— EXERCISE INSTRUCTIONS —
Search the records for the string "Wood" and copy every line where it turns up.

□ □ □ □ □

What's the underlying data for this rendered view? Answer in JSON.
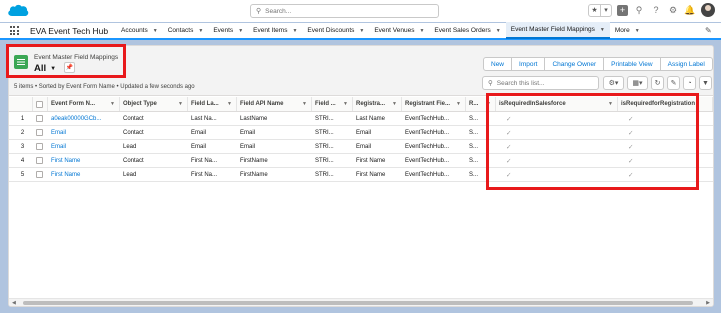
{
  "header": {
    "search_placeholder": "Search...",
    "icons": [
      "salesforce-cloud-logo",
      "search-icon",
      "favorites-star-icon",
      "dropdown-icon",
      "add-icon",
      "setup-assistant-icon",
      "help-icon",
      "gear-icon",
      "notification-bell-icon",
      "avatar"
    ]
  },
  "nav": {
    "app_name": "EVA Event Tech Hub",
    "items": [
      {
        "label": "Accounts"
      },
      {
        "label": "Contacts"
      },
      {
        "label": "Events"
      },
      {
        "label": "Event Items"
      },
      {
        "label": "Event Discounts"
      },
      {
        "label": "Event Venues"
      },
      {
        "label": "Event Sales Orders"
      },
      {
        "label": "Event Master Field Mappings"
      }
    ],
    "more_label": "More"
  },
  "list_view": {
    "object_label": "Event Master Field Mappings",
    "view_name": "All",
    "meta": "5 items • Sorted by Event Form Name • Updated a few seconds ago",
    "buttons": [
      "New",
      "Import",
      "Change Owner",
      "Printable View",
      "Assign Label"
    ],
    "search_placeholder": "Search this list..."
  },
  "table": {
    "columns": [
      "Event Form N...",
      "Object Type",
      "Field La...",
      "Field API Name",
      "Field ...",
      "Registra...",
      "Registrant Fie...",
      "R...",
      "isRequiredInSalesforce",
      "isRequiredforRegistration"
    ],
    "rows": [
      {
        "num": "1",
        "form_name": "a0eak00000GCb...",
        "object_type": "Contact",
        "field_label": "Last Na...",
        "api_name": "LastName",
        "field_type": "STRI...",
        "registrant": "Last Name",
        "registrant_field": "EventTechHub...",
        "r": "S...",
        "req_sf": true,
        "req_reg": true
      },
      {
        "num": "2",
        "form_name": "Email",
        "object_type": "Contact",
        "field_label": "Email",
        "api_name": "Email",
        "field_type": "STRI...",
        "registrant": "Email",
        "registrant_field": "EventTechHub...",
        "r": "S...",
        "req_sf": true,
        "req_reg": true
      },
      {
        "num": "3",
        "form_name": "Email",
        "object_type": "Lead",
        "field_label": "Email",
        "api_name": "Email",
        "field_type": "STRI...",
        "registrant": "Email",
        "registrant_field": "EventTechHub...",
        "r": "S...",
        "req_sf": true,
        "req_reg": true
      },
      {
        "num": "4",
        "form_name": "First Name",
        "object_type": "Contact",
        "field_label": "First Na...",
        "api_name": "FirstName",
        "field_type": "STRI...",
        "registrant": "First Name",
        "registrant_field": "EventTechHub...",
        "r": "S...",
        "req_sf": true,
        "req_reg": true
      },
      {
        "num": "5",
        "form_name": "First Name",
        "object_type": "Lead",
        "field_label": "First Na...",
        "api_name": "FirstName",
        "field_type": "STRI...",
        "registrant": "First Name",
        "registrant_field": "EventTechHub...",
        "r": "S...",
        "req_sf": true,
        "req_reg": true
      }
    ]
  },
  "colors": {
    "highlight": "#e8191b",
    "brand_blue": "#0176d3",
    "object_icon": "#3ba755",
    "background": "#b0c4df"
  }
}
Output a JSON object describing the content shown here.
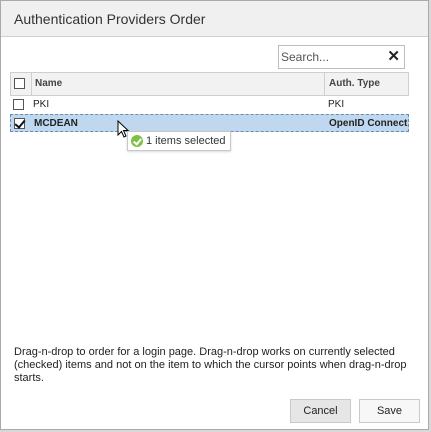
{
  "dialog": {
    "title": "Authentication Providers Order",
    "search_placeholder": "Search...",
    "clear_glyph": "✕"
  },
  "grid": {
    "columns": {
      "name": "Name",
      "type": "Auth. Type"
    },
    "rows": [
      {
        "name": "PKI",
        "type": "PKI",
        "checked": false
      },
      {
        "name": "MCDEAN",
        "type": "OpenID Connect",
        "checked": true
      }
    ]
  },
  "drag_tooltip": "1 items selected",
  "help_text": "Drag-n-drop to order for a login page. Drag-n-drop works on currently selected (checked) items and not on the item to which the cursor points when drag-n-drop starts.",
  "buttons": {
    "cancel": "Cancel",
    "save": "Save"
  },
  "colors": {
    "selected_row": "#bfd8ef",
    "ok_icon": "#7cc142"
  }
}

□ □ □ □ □

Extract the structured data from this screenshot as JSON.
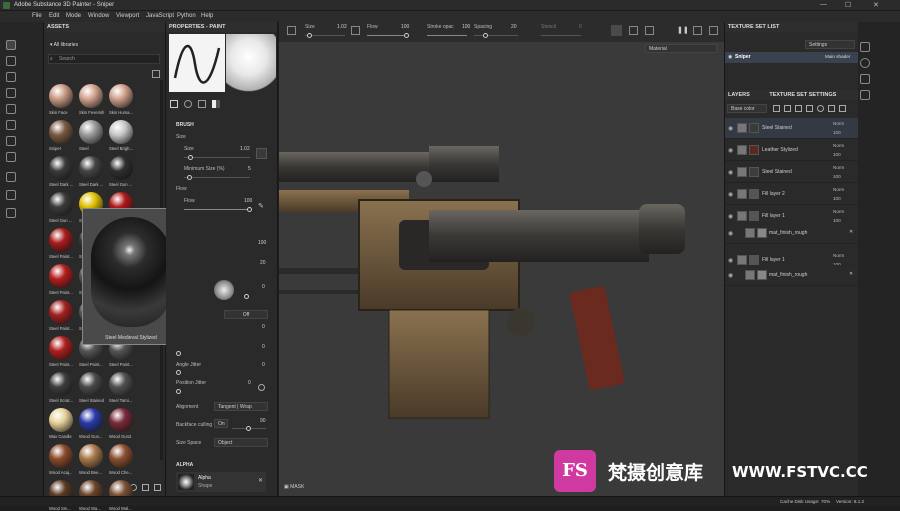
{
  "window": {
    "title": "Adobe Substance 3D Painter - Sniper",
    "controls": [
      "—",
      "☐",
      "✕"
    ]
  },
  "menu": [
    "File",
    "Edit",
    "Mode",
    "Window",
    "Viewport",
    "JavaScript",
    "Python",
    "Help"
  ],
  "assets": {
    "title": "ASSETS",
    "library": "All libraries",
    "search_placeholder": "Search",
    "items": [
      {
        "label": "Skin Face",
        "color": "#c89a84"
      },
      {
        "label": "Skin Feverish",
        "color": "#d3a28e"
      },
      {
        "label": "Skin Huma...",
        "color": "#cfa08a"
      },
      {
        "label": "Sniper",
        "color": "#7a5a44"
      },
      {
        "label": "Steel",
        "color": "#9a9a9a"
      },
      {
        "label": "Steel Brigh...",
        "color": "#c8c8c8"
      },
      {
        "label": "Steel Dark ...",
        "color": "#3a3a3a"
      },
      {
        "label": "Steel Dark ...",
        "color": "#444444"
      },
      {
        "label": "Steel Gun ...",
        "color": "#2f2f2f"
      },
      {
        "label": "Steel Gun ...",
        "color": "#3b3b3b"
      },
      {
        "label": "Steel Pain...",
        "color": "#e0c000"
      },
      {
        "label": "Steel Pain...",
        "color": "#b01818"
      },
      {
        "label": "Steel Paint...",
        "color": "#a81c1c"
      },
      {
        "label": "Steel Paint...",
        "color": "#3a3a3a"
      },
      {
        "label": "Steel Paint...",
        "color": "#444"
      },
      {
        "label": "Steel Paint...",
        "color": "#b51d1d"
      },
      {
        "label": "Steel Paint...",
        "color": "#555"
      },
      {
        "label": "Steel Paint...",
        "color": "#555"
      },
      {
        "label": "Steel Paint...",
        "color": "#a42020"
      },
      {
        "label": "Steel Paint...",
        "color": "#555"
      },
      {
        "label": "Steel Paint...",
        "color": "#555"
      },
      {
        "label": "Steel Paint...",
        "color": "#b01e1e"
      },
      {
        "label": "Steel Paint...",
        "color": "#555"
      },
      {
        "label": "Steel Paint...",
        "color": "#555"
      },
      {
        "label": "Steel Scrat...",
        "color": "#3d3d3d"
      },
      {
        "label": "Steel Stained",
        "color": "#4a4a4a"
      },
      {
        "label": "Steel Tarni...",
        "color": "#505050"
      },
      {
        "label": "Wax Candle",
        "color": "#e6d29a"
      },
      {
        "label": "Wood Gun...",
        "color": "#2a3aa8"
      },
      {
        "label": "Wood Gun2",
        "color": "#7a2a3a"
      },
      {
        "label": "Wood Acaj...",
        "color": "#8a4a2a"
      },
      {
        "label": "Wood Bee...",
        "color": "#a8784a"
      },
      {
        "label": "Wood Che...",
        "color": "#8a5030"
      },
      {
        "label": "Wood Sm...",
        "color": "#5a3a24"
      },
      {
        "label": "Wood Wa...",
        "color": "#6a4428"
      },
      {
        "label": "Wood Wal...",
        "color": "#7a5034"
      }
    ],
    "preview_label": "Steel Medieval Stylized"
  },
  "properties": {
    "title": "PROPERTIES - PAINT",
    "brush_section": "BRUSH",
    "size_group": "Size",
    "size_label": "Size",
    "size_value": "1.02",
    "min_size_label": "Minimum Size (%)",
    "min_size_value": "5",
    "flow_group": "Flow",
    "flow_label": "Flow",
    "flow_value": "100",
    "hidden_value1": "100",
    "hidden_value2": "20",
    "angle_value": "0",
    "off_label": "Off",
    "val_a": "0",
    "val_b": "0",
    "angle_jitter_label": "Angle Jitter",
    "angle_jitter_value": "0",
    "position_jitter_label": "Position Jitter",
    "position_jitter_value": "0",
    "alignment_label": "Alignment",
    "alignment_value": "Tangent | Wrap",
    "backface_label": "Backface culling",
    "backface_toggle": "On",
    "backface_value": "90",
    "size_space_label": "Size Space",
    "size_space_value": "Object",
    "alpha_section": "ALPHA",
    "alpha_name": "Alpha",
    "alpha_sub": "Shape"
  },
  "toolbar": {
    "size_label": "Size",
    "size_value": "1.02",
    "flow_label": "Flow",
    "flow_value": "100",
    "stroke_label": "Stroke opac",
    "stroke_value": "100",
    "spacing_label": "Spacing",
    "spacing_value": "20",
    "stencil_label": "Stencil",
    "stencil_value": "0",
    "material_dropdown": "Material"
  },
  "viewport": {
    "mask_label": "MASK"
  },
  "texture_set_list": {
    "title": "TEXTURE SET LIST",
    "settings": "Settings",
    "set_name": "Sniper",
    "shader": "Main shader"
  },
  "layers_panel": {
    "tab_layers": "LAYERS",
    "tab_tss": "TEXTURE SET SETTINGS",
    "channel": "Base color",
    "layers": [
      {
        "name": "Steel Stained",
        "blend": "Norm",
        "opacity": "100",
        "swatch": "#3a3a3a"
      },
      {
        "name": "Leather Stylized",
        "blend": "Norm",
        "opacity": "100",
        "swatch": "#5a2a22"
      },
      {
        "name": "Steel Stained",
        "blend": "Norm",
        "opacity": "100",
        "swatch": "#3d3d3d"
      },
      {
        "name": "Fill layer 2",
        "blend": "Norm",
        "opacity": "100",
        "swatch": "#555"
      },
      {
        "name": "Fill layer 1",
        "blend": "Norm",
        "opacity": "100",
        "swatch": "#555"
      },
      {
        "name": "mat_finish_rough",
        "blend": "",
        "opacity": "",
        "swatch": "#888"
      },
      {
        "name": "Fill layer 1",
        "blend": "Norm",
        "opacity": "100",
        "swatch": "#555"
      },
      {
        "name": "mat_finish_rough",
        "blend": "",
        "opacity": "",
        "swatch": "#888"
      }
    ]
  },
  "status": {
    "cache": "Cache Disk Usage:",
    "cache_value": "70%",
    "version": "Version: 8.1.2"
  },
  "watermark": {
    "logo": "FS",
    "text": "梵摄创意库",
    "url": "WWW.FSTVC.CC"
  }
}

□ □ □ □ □

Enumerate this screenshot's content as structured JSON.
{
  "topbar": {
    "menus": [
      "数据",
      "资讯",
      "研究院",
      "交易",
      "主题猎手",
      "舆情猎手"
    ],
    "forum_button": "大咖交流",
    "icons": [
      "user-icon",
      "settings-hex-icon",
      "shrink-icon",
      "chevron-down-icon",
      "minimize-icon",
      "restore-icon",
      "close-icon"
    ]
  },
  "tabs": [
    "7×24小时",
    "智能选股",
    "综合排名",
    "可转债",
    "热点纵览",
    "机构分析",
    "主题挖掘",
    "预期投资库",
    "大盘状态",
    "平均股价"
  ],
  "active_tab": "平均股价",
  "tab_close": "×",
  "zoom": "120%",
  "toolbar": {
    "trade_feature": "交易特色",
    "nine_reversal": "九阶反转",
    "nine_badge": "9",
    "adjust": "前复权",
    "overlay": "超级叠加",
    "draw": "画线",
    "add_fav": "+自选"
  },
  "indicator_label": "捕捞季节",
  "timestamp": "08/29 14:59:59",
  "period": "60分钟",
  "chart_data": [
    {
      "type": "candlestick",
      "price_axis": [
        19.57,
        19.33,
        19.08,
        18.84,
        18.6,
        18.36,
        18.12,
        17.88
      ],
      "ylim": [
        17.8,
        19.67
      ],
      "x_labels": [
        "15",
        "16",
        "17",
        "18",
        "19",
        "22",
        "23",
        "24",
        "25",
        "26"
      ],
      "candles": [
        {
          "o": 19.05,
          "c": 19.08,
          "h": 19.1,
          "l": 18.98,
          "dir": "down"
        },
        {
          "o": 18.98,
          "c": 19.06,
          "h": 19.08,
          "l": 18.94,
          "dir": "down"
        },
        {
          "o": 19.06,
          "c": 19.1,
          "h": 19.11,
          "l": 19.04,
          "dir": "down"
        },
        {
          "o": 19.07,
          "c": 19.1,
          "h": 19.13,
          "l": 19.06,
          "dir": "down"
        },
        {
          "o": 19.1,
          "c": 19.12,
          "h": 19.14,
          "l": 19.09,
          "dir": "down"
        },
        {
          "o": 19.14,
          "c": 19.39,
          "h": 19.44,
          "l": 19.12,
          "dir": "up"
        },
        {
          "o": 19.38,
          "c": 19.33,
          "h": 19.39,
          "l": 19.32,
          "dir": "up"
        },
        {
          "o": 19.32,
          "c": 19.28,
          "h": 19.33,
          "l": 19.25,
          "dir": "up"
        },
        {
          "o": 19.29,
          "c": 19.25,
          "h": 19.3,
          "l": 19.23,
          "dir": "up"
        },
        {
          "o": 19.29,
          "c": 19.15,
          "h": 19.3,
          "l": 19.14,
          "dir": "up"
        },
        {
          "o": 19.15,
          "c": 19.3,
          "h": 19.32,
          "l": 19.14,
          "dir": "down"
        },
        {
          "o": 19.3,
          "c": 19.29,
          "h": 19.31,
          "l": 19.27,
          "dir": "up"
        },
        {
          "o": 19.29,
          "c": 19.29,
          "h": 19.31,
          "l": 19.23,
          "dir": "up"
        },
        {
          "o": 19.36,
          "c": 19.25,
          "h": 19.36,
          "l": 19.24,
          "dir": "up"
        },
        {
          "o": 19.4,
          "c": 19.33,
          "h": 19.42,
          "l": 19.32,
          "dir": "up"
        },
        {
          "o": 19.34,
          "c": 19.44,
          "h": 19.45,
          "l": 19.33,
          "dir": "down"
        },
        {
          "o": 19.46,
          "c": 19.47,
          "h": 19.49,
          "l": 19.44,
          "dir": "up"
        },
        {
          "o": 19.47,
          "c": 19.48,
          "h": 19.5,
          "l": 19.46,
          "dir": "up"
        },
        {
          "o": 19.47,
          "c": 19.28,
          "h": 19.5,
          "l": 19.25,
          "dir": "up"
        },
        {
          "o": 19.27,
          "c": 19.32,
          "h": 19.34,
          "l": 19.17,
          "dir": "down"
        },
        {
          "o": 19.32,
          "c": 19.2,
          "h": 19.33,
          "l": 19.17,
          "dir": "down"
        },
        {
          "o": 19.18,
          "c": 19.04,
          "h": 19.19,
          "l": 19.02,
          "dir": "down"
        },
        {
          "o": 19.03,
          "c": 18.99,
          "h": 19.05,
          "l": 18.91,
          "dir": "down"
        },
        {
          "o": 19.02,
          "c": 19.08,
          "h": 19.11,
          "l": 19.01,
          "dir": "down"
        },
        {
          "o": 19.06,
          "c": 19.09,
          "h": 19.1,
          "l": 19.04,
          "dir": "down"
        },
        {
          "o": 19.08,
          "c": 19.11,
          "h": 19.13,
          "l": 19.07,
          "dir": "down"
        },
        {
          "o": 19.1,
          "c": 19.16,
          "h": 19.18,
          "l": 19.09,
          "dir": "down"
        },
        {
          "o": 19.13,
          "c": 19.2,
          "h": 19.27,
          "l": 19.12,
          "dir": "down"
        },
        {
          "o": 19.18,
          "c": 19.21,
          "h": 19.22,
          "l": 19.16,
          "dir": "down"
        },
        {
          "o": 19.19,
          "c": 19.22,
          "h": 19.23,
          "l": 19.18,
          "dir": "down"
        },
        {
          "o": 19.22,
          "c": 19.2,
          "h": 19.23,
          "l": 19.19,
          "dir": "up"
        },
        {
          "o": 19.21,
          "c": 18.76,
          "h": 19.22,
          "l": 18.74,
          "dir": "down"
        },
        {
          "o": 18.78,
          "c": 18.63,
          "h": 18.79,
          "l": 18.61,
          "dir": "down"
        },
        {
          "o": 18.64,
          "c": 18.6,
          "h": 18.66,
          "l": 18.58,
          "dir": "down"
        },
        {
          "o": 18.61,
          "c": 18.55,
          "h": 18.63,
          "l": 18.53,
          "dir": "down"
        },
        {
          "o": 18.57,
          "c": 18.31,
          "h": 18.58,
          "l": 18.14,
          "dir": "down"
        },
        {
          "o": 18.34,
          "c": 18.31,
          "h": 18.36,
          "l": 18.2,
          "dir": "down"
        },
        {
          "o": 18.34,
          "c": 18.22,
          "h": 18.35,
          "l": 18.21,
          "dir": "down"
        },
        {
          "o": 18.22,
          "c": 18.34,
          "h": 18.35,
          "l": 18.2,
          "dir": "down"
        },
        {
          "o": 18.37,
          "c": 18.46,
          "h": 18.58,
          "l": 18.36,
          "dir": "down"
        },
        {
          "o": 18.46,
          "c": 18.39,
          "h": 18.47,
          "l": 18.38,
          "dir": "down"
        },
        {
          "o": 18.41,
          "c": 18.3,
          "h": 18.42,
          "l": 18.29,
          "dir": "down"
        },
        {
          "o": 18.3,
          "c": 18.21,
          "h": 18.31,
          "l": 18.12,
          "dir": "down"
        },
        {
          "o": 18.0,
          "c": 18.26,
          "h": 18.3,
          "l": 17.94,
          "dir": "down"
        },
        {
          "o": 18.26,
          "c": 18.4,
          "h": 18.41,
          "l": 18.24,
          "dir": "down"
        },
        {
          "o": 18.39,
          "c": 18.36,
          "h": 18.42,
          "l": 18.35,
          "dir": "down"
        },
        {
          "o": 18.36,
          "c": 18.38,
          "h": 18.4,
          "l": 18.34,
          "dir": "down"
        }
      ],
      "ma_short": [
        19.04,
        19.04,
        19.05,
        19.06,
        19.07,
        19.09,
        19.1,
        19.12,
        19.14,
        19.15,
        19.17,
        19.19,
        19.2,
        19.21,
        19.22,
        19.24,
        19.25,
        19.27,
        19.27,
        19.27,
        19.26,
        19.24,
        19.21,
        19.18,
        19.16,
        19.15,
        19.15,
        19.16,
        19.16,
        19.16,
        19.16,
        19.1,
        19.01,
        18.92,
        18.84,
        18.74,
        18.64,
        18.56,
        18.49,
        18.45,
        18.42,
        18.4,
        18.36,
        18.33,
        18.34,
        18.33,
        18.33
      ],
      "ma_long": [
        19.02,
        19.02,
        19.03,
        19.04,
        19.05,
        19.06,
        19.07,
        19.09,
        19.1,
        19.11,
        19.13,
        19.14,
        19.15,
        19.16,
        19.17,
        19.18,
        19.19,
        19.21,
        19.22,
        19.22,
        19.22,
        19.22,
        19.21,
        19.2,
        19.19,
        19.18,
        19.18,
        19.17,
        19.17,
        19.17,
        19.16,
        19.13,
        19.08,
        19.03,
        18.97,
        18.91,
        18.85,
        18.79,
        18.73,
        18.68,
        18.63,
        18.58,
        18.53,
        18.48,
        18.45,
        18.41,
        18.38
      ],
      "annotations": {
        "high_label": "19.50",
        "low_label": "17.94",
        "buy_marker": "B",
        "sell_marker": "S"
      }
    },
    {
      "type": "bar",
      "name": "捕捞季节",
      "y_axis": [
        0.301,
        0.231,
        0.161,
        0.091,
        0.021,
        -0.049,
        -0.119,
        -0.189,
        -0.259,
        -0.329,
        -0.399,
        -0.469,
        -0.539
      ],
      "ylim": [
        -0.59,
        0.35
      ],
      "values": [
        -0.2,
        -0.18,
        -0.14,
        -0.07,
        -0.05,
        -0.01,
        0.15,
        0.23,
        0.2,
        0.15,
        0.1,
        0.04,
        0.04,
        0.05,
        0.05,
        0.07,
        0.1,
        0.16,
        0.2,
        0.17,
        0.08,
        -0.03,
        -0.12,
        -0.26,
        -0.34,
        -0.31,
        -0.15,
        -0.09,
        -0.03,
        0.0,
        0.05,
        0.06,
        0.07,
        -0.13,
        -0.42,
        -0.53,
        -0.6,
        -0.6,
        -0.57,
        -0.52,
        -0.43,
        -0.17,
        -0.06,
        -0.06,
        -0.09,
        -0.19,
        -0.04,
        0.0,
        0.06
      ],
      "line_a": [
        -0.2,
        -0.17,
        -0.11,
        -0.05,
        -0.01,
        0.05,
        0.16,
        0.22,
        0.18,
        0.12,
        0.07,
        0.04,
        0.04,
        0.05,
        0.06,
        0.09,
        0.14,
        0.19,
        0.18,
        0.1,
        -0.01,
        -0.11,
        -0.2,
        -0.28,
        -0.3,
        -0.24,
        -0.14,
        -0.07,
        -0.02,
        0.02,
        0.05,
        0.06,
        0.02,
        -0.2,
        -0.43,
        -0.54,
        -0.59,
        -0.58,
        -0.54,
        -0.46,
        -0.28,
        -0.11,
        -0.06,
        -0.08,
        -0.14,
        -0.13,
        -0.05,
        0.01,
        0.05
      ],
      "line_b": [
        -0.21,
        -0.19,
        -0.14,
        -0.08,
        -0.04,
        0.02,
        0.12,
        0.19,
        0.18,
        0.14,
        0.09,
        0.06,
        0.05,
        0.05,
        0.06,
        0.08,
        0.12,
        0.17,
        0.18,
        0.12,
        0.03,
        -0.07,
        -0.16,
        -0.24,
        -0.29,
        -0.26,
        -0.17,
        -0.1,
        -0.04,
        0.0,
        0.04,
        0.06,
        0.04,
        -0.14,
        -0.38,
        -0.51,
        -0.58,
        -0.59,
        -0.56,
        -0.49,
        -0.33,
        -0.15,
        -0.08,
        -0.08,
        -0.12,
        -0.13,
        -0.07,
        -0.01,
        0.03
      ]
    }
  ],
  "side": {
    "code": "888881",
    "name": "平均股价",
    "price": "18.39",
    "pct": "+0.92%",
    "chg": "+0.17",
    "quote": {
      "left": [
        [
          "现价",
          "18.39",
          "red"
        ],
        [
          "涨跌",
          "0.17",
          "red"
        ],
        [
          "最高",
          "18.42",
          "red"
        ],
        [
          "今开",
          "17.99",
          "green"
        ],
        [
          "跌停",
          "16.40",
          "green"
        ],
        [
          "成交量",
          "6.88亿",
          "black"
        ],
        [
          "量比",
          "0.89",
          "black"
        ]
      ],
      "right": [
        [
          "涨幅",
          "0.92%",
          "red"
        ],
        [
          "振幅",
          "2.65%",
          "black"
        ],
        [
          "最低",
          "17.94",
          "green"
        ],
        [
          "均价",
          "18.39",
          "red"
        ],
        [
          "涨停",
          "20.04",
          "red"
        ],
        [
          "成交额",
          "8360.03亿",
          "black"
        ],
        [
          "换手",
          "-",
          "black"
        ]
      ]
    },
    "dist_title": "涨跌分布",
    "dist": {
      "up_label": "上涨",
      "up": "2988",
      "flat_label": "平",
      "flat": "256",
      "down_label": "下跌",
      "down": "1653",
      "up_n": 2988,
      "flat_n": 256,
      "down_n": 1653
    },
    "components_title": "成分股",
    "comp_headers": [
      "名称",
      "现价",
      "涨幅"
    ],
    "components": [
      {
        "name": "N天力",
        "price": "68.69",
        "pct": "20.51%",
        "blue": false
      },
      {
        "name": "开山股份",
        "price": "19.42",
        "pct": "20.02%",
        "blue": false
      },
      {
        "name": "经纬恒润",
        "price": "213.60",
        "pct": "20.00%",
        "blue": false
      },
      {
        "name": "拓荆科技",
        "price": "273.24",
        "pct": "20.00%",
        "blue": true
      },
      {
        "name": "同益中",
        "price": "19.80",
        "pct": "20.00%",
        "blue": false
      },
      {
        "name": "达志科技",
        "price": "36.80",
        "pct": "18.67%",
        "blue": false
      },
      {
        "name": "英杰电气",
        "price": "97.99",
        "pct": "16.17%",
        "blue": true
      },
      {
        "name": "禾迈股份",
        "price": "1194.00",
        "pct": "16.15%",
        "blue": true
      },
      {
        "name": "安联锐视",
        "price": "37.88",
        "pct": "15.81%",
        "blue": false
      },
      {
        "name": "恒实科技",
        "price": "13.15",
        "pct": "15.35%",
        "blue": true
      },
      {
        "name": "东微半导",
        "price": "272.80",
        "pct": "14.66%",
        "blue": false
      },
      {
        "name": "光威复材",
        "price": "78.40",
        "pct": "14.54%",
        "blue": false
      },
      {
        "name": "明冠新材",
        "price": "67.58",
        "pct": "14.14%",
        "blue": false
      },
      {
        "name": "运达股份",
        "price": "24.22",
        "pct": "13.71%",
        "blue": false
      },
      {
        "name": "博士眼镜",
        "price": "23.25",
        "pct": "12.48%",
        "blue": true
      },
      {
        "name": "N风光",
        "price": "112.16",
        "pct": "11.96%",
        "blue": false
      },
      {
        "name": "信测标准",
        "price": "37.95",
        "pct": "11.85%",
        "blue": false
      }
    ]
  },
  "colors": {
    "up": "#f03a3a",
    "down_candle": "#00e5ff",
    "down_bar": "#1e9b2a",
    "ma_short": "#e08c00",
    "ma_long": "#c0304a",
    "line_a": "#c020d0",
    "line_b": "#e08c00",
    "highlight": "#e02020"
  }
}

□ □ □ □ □

— ANSWER TO THE PROBLEM —
        "label": "Wood Gun...",
        "label": "Wood Gun2",
        "label": "Wood Acaj...",
        "label": "Wood Bee...",
        "label": "Wood Che...",
        "label": "Wood Sm...",
        "label": "Wood Wa...",
        "label": "Wood Wal...",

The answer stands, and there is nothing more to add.